*** Records shown Section Begins ***

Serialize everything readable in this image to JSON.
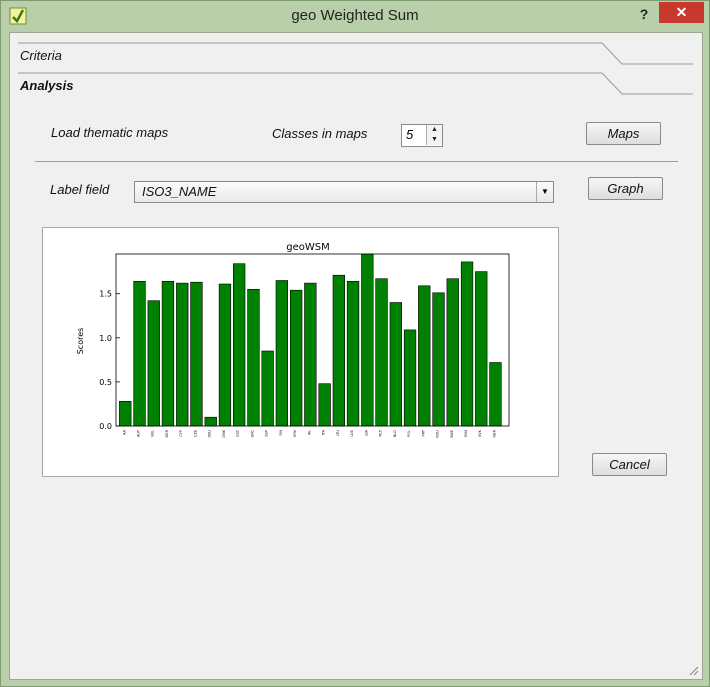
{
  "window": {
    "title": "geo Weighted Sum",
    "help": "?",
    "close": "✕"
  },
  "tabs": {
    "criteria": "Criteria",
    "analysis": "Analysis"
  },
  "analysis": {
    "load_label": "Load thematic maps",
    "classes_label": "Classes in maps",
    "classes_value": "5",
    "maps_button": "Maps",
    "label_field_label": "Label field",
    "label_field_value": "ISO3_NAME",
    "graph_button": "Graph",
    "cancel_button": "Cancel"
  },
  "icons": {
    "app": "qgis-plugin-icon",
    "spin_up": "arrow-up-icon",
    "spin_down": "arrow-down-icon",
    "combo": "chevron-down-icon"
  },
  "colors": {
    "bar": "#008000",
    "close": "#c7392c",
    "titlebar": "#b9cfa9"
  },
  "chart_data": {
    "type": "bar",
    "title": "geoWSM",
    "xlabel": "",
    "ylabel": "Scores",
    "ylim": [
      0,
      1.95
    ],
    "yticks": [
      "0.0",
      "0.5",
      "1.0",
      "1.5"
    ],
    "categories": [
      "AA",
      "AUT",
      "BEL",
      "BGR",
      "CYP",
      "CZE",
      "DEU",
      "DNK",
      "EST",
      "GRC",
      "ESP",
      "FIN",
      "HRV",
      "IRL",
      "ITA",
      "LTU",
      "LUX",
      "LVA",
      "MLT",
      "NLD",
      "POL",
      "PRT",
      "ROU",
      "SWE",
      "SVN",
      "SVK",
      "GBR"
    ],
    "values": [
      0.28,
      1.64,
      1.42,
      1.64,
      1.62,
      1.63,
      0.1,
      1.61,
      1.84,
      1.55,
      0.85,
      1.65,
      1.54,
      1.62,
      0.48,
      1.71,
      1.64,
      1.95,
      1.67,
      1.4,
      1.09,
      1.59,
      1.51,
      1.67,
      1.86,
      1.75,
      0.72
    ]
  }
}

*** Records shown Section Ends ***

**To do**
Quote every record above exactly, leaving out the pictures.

**Answer to this exercise**
Serialize everything readable in this image to JSON.
{
  "window": {
    "title": "geo Weighted Sum",
    "help": "?",
    "close": "✕"
  },
  "tabs": {
    "criteria": "Criteria",
    "analysis": "Analysis"
  },
  "analysis": {
    "load_label": "Load thematic maps",
    "classes_label": "Classes in maps",
    "classes_value": "5",
    "maps_button": "Maps",
    "label_field_label": "Label field",
    "label_field_value": "ISO3_NAME",
    "graph_button": "Graph",
    "cancel_button": "Cancel"
  },
  "icons": {
    "app": "qgis-plugin-icon",
    "spin_up": "arrow-up-icon",
    "spin_down": "arrow-down-icon",
    "combo": "chevron-down-icon"
  },
  "colors": {
    "bar": "#008000",
    "close": "#c7392c",
    "titlebar": "#b9cfa9"
  },
  "chart_data": {
    "type": "bar",
    "title": "geoWSM",
    "xlabel": "",
    "ylabel": "Scores",
    "ylim": [
      0,
      1.95
    ],
    "yticks": [
      "0.0",
      "0.5",
      "1.0",
      "1.5"
    ],
    "categories": [
      "AA",
      "AUT",
      "BEL",
      "BGR",
      "CYP",
      "CZE",
      "DEU",
      "DNK",
      "EST",
      "GRC",
      "ESP",
      "FIN",
      "HRV",
      "IRL",
      "ITA",
      "LTU",
      "LUX",
      "LVA",
      "MLT",
      "NLD",
      "POL",
      "PRT",
      "ROU",
      "SWE",
      "SVN",
      "SVK",
      "GBR"
    ],
    "values": [
      0.28,
      1.64,
      1.42,
      1.64,
      1.62,
      1.63,
      0.1,
      1.61,
      1.84,
      1.55,
      0.85,
      1.65,
      1.54,
      1.62,
      0.48,
      1.71,
      1.64,
      1.95,
      1.67,
      1.4,
      1.09,
      1.59,
      1.51,
      1.67,
      1.86,
      1.75,
      0.72
    ]
  }
}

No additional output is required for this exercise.